● **INPUT FOR THIS TASK**:
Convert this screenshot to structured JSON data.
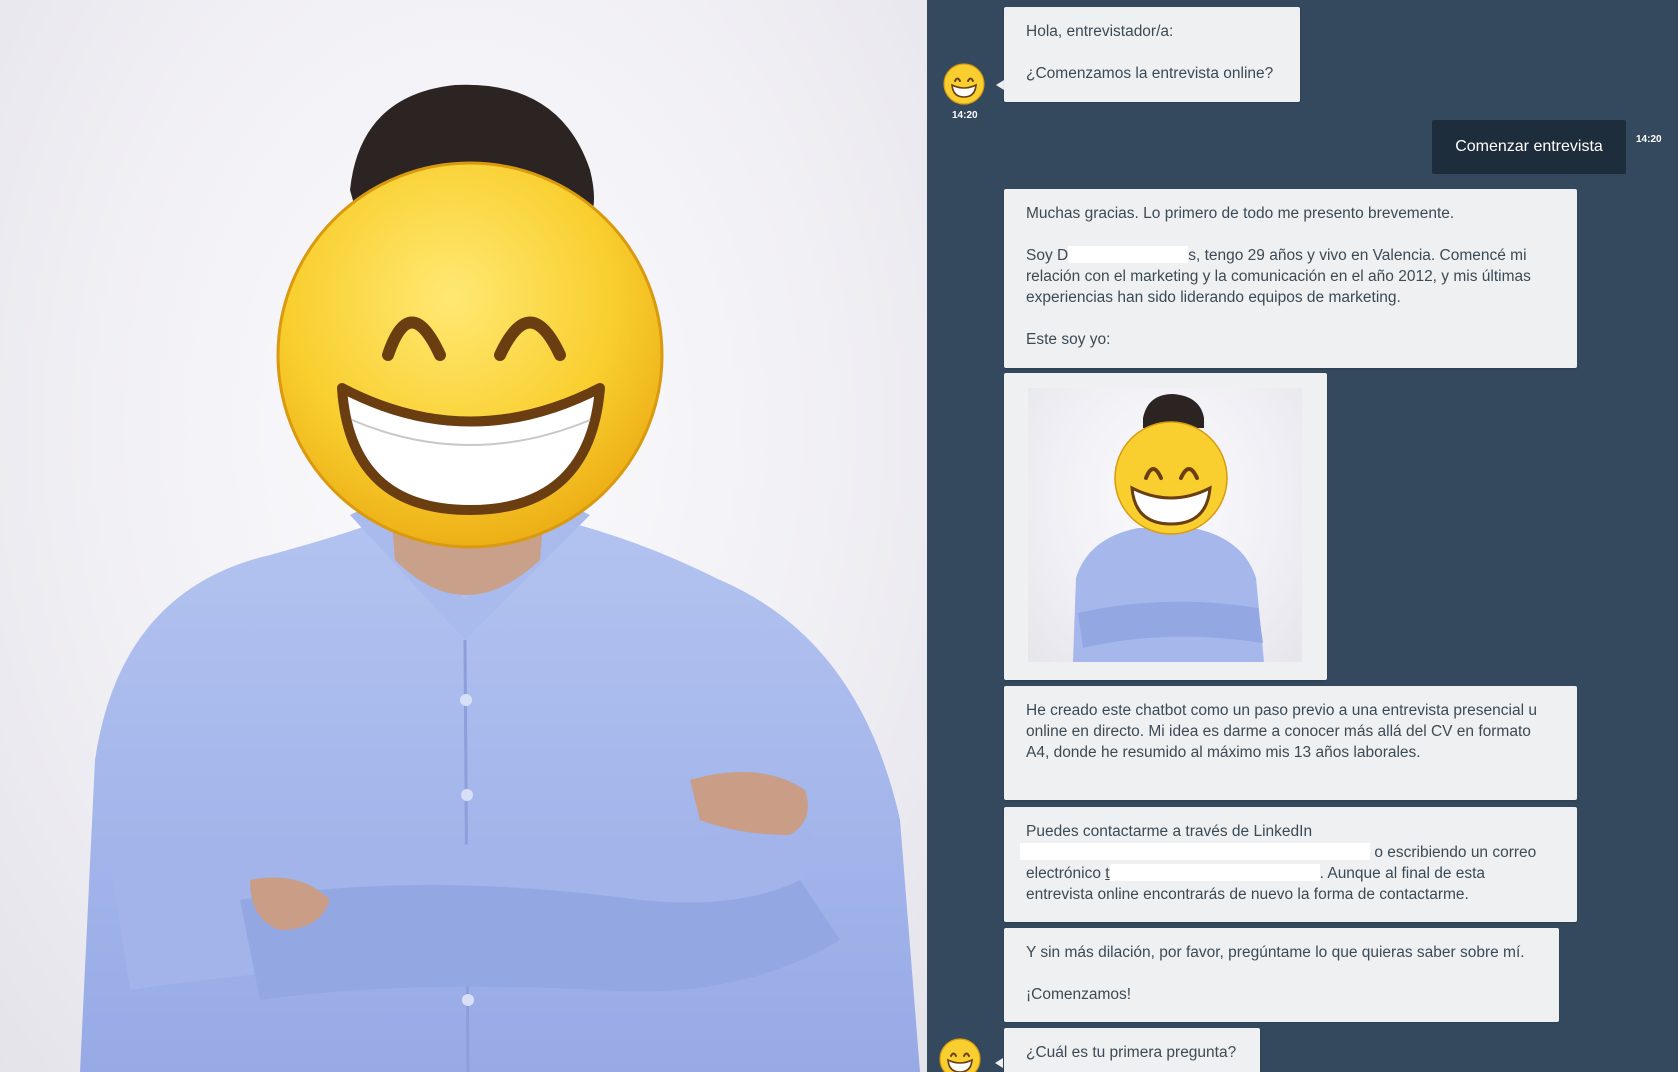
{
  "left_image": {
    "alt": ""
  },
  "chat": {
    "bot_avatar_icon": "grinning-face-icon",
    "messages": [
      {
        "id": "m1",
        "from": "bot",
        "paragraphs": [
          "Hola, entrevistador/a:",
          "¿Comenzamos la entrevista online?"
        ],
        "time": "14:20"
      },
      {
        "id": "m2",
        "from": "user",
        "text": "Comenzar entrevista",
        "time": "14:20"
      },
      {
        "id": "m3",
        "from": "bot",
        "p1": "Muchas gracias. Lo primero de todo me presento brevemente.",
        "p2a": "Soy D",
        "p2b": "s, tengo 29 años y vivo en Valencia. Comencé mi relación con el marketing y la comunicación en el año 2012, y mis últimas experiencias han sido liderando equipos de marketing.",
        "p3": "Este soy yo:"
      },
      {
        "id": "m4",
        "from": "bot",
        "type": "image"
      },
      {
        "id": "m5",
        "from": "bot",
        "text": "He creado este chatbot como un paso previo a una entrevista presencial u online en directo. Mi idea es darme a conocer más allá del CV en formato A4, donde he resumido al máximo mis 13 años laborales."
      },
      {
        "id": "m6",
        "from": "bot",
        "a": "Puedes contactarme a través de LinkedIn",
        "b": "o escribiendo un correo",
        "c": "electrónico",
        "d": "t",
        "e": ". Aunque al final de esta entrevista online encontrarás de nuevo la forma de contactarme."
      },
      {
        "id": "m7",
        "from": "bot",
        "paragraphs": [
          "Y sin más dilación, por favor, pregúntame lo que quieras saber sobre mí.",
          "¡Comenzamos!"
        ]
      },
      {
        "id": "m8",
        "from": "bot",
        "text": "¿Cuál es tu primera pregunta?"
      }
    ]
  },
  "colors": {
    "chat_background": "#34495e",
    "bot_bubble": "#eef0f1",
    "user_bubble": "#1e2d3b",
    "text": "#3c4a56"
  }
}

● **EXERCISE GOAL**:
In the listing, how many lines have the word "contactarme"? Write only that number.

● **PROBLEM SOLUTION**:
2